This changed when Garai started working with female directors and reading scripts by women. “Then I thought, ‘Oh, that's a door that I consciously shut to myself,’ and kind of went back and opened it.”

Amulet plays with fairy tale archetypes and gender tropes, in a story where almost no one is as they first appear. The film begins as a character study of a former soldier from an unnamed war-torn European country living rough in England, and then segues into horror as he takes up a nun’s offer of lodging in a house along with a young woman and her violent sick mother, who lives in the attic, in return for his DIY skills.

For Garai, sitting down to write a horror film meant first solving what for her was the problem of the protagonist’s gender. “More often than not, the protagonist is female, and it’s the terror and extremity of feeling that she feels that, to some extent, the audience gets off on.” As an actress, she says, she has “struggled a lot with the idea of my own emotions being sold, essentially, like my own relationship with that, and I definitely didn’t want to see that on screen. So that meant a male protagonist.”

Garai toys with our traditional expectations of male-female roles in such tales by making things slippery. Birth is portrayed as brutal and bloody (“It was a difficult and transformative experience for me having children and to some extent my feelings around that definitely went into the script”), and plays a key role in the punishment of the monster. 

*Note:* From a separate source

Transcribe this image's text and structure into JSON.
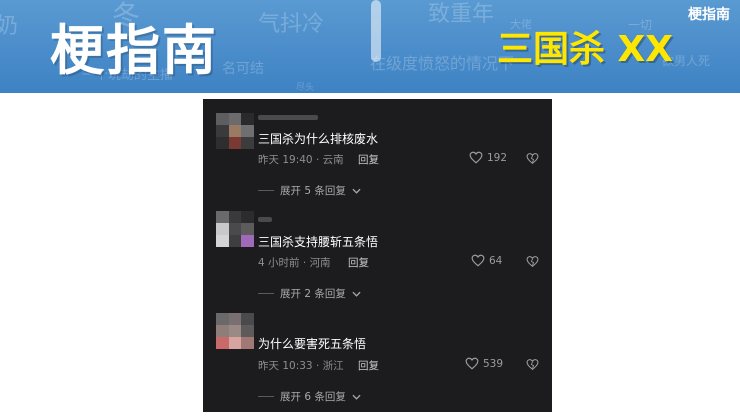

This all feels very cathartic, and it does not seem like a leap to connect some of the emotions in Amulet to Garai’s own uncomfortable encounter with a monster – she met Harvey Weinstein in a hotel room at the Savoy when she was 18. After this meeting, she believes he spplied pressure through other people to force her to lose weight while filming Dirty Dancing: Havana Nights, in order to “fit his expectations of what a movie star should look like”.

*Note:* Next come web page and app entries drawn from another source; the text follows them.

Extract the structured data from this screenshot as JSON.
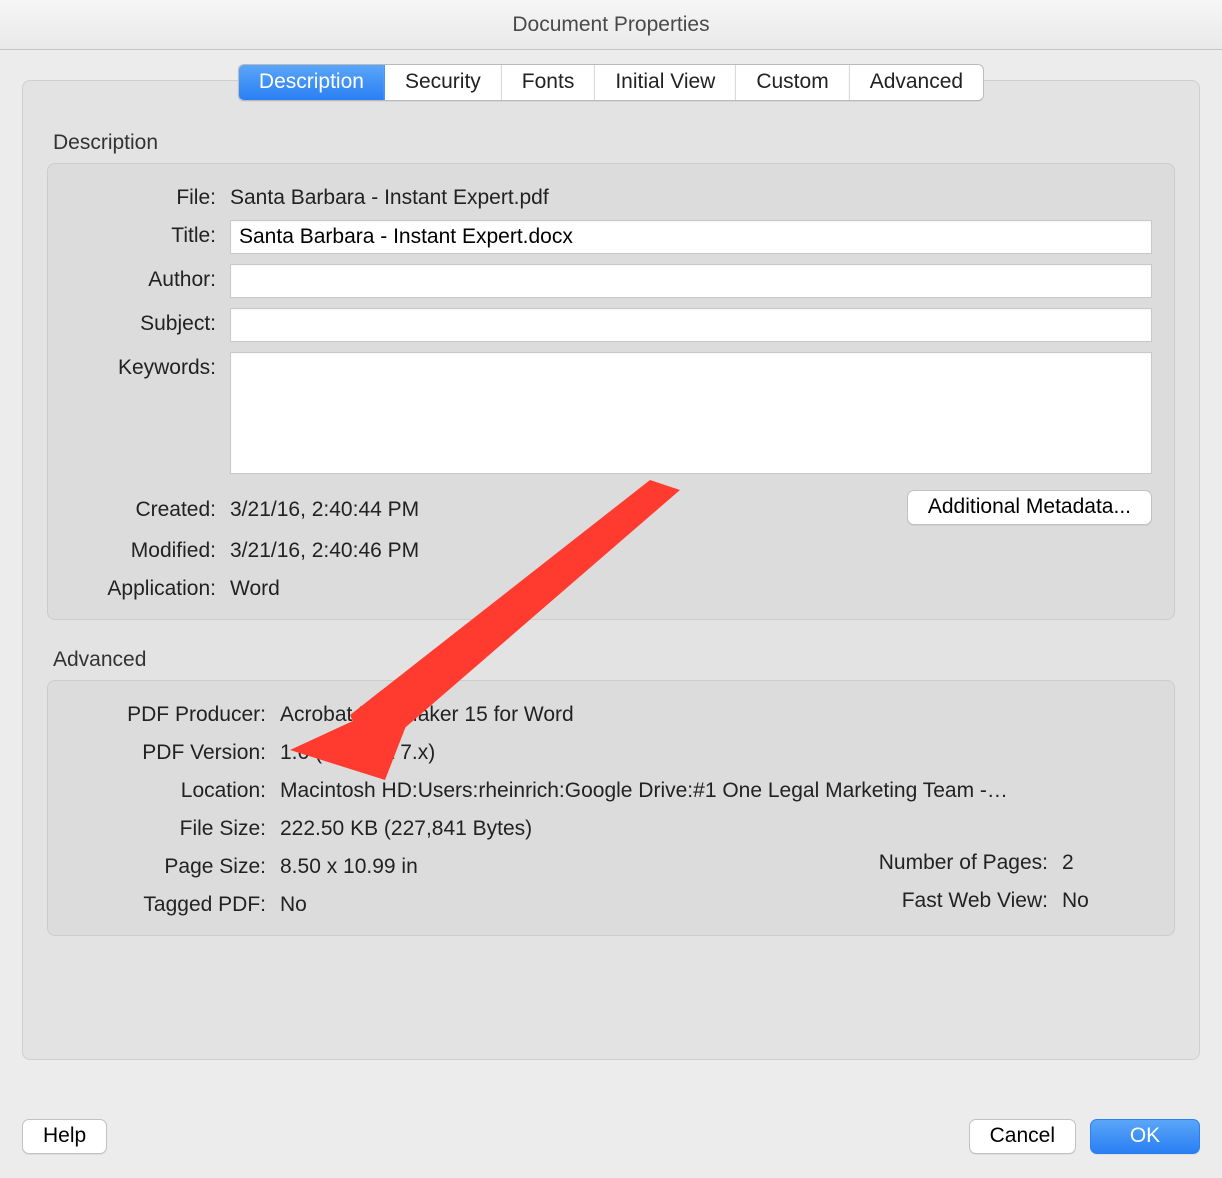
{
  "window": {
    "title": "Document Properties"
  },
  "tabs": {
    "t0": "Description",
    "t1": "Security",
    "t2": "Fonts",
    "t3": "Initial View",
    "t4": "Custom",
    "t5": "Advanced"
  },
  "groups": {
    "description": "Description",
    "advanced": "Advanced"
  },
  "labels": {
    "file": "File:",
    "title": "Title:",
    "author": "Author:",
    "subject": "Subject:",
    "keywords": "Keywords:",
    "created": "Created:",
    "modified": "Modified:",
    "application": "Application:",
    "pdf_producer": "PDF Producer:",
    "pdf_version": "PDF Version:",
    "location": "Location:",
    "file_size": "File Size:",
    "page_size": "Page Size:",
    "num_pages": "Number of Pages:",
    "tagged_pdf": "Tagged PDF:",
    "fast_web": "Fast Web View:"
  },
  "values": {
    "file": "Santa Barbara - Instant Expert.pdf",
    "title": "Santa Barbara - Instant Expert.docx",
    "author": "",
    "subject": "",
    "keywords": "",
    "created": "3/21/16, 2:40:44 PM",
    "modified": "3/21/16, 2:40:46 PM",
    "application": "Word",
    "pdf_producer": "Acrobat PDFMaker 15 for Word",
    "pdf_version": "1.6 (Acrobat 7.x)",
    "location": "Macintosh HD:Users:rheinrich:Google Drive:#1 One Legal Marketing Team -…",
    "file_size": "222.50 KB (227,841 Bytes)",
    "page_size": "8.50 x 10.99 in",
    "num_pages": "2",
    "tagged_pdf": "No",
    "fast_web": "No"
  },
  "buttons": {
    "additional_metadata": "Additional Metadata...",
    "help": "Help",
    "cancel": "Cancel",
    "ok": "OK"
  }
}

“I’m pretty angry about things to do with men and women and their relationships with each other,” says Garai, speaking generally, “and I think that it probably has something to do with the job that I’ve done, and the fact that in some ways I think I wasn’t greatly suited to it.”

When the “shit came, and it comes to everybody”, she would have been able to “make peace with it”, if she had pursued a life in acting rather than been “encouraged into it as a great job to do if you’re a woman and you’re creative.” Instead, Garai recalls, “I was like, ‘What’s this bullshit I have to put up with?’ So, I was much more taken aback and, yeah, angered.” 

She also feels guilty, she admits, “about the role that film and television plays in conforming people’s expectations of masculinity and femininity and policing the way that people think about men and women.” Amulet, then, “to some extent, is a completely cathartic exercise in revenge fantasy, where a terrible punishment is wreaked on somebody who presents as a saviour.”

Amulet is in cinemas now.